The question surrounding what is OpenLDAP™ has a number of different answers to it. Of course, there is the factual, historical context of OpenLDAP that can easily be found using Wikipedia. The answer we’re looking for is a bit more practical in nature, however. What we’re after is the more interesting aspects of the questions surrounding the query of what is OpenLDAP. Specifically, what does OpenLDAP enable IT organizations to do, and when is LDAP most useful?
First, Some LDAP History
OpenLDAP built on the success of the LDAP protocol, which was created by Tim Howes and his colleagues at the University of Michigan. In fact, LDAP was so popular that it became the internet’s standard authentication protocol in the late 90s and early 2000s. That popularity drove OpenLDAP to become the most widely used instantiation of the LDAP server available, despite the recent announcement from RedHat and SUSE that they will discontinue including OpenLDAP in their products. Instead, RedHat and SUSE will shift from OpenLDAP to the 389 Directory Server, which RedHat owns. The reason for this move is simple, RedHat will charge for technical support. Regardless, LDAP remains an incredibly important authentication protocol for many organizations.

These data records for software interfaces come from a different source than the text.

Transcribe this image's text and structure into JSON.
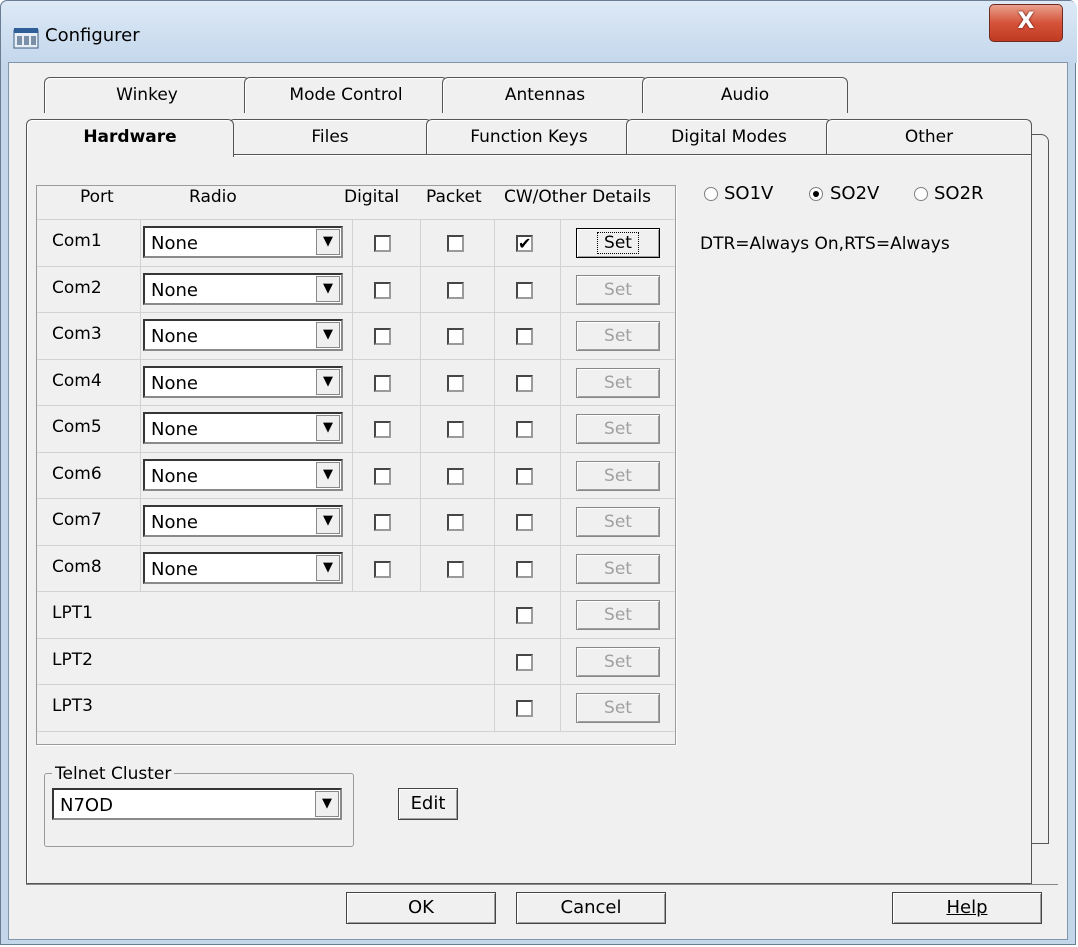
{
  "window": {
    "title": "Configurer",
    "close_label": "X"
  },
  "tabs": {
    "back_row": [
      "Winkey",
      "Mode Control",
      "Antennas",
      "Audio"
    ],
    "front_row": [
      "Hardware",
      "Files",
      "Function Keys",
      "Digital Modes",
      "Other"
    ],
    "active": "Hardware"
  },
  "columns": {
    "port": "Port",
    "radio": "Radio",
    "digital": "Digital",
    "packet": "Packet",
    "cw": "CW/Other Details"
  },
  "so_options": {
    "so1v": "SO1V",
    "so2v": "SO2V",
    "so2r": "SO2R",
    "selected": "SO2V"
  },
  "details_text": "DTR=Always On,RTS=Always",
  "rows": [
    {
      "port": "Com1",
      "radio": "None",
      "digital": false,
      "packet": false,
      "cw": true,
      "set_label": "Set",
      "set_enabled": true
    },
    {
      "port": "Com2",
      "radio": "None",
      "digital": false,
      "packet": false,
      "cw": false,
      "set_label": "Set",
      "set_enabled": false
    },
    {
      "port": "Com3",
      "radio": "None",
      "digital": false,
      "packet": false,
      "cw": false,
      "set_label": "Set",
      "set_enabled": false
    },
    {
      "port": "Com4",
      "radio": "None",
      "digital": false,
      "packet": false,
      "cw": false,
      "set_label": "Set",
      "set_enabled": false
    },
    {
      "port": "Com5",
      "radio": "None",
      "digital": false,
      "packet": false,
      "cw": false,
      "set_label": "Set",
      "set_enabled": false
    },
    {
      "port": "Com6",
      "radio": "None",
      "digital": false,
      "packet": false,
      "cw": false,
      "set_label": "Set",
      "set_enabled": false
    },
    {
      "port": "Com7",
      "radio": "None",
      "digital": false,
      "packet": false,
      "cw": false,
      "set_label": "Set",
      "set_enabled": false
    },
    {
      "port": "Com8",
      "radio": "None",
      "digital": false,
      "packet": false,
      "cw": false,
      "set_label": "Set",
      "set_enabled": false
    },
    {
      "port": "LPT1",
      "radio": null,
      "cw": false,
      "set_label": "Set",
      "set_enabled": false
    },
    {
      "port": "LPT2",
      "radio": null,
      "cw": false,
      "set_label": "Set",
      "set_enabled": false
    },
    {
      "port": "LPT3",
      "radio": null,
      "cw": false,
      "set_label": "Set",
      "set_enabled": false
    }
  ],
  "telnet": {
    "group_title": "Telnet Cluster",
    "value": "N7OD",
    "edit_label": "Edit"
  },
  "footer": {
    "ok": "OK",
    "cancel": "Cancel",
    "help": "Help"
  },
  "icons": {
    "app": "configurer-icon",
    "dropdown": "chevron-down-icon",
    "check": "check-icon"
  }
}
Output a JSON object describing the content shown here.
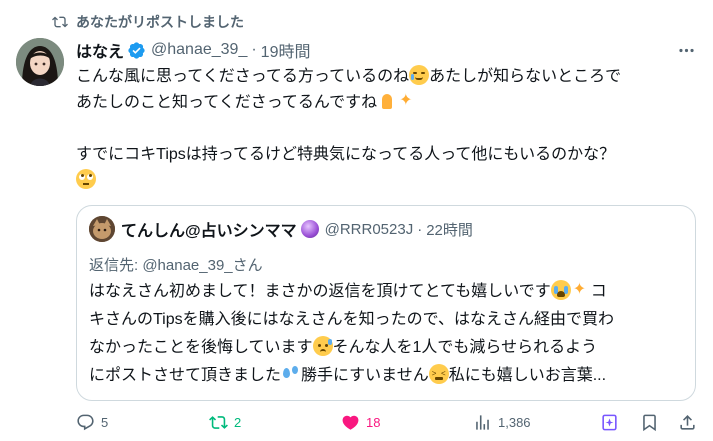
{
  "repost_banner": {
    "text": "あなたがリポストしました"
  },
  "post": {
    "display_name": "はなえ",
    "handle": "@hanae_39_",
    "dot": "·",
    "time": "19時間",
    "lines": [
      "こんな風に思ってくださってる方っているのね",
      "あたしが知らないところで",
      "あたしのこと知ってくださってるんですね",
      "すでにコキTipsは持ってるけど特典気になってる人って他にもいるのかな？"
    ]
  },
  "quote": {
    "display_name": "てんしん@占いシンママ",
    "handle": "@RRR0523J",
    "dot": "·",
    "time": "22時間",
    "replying_to": "返信先: @hanae_39_さん",
    "lines": [
      "はなえさん初めまして！まさかの返信を頂けてとても嬉しいです",
      "コ",
      "キさんのTipsを購入後にはなえさんを知ったので、はなえさん経由で買わ",
      "なかったことを後悔しています",
      "そんな人を1人でも減らせられるよう",
      "にポストさせて頂きました",
      "勝手にすいません",
      "私にも嬉しいお言葉..."
    ]
  },
  "actions": {
    "reply_count": "5",
    "repost_count": "2",
    "like_count": "18",
    "views_count": "1,386"
  },
  "colors": {
    "text": "#0f1419",
    "secondary": "#536471",
    "accent_blue": "#1d9bf0",
    "repost_green": "#00ba7c",
    "like_pink": "#f91880",
    "border": "#cfd9de"
  },
  "icons": [
    "repost-icon",
    "verified-badge-icon",
    "more-icon",
    "reply-icon",
    "repost-icon",
    "heart-icon",
    "views-icon",
    "grok-icon",
    "bookmark-icon",
    "share-icon"
  ]
}
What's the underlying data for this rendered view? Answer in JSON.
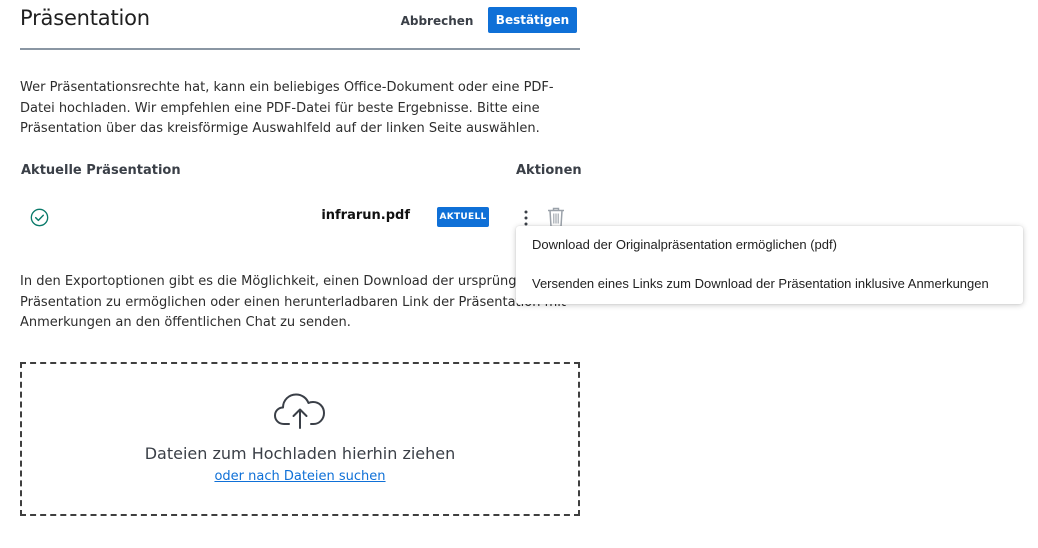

OpenLDAP Uses and Identity Management
Many of the organizations that require OpenLDAP need it for mostly technical solutions. That includes Linux® servers and Linux-based applications. For that reason, historically, OpenLDAP has been favored by the ops crowd and those that are generally in favor of open source solutions. From that open source nature springs OpenLDAP’s incredible flexibility, which is a function of its design. Due to its flexibility, IT and DevOps engineers are free to use it in a variety of ways.
What we will focus on is OpenLDAP’s usage as an identity provider (IdP). It has been widely implemented within data centers for access to technical solutions. But, when you throw Windows® machines into the mix, organizations generally favor using Microsoft® Active Directory® to authenticate and manage their Windows-based systems and applications. The reason being is that Microsoft specifically tuned these two resources to work together. The end result, however, is that often an organization will run multiple directory services solutions, which obviously increases IT admins’ and DevOps engineers’ workloads and environmental complexities.
OpenLDAP from the Cloud
The good news is that more recently, a next generation implementation of OpenLDAP has emerged to take the heavy lifting out of building and maintaining an on-prem OpenLDAP infrastructure. Called JumpCloud® Directory-as-a-Service®, this cloud-based directory integrates hosted OpenLDAP along with functions such as SSH key management to become an organization’s central identity provider—thereby eliminating the need for OpenLDAP, 389 Directory, and/or Active Directory on-prem. Ultimately, the increasingly complex workloads that IT admins and DevOps engineers found themselves mired in are now mitigated by the third-party team of experts at JumpCloud. As a result, IT admins and DevOps engineers can simply pay for OpenLDAP functionality on a per user basis, scale accordingly, and leave the configuration and maintenance to JumpCloud.
Learn More About Cloud OpenLDAP and JumpCloud
While the question of what is OpenLDAP has a variety of avenues in which to to answer it, usage is the key. If you want to get started utilizing a cloud OpenLDAP service today, sign up for a free JumpCloud account. With it, you can manage up to 10 users for free. While you’re testing out OpenLDAP, be sure to evaluate our RADIUS, SAML, and system management features as well. If you have questions, be sure to contact us, schedule a demo, or visit the Knowledge Base.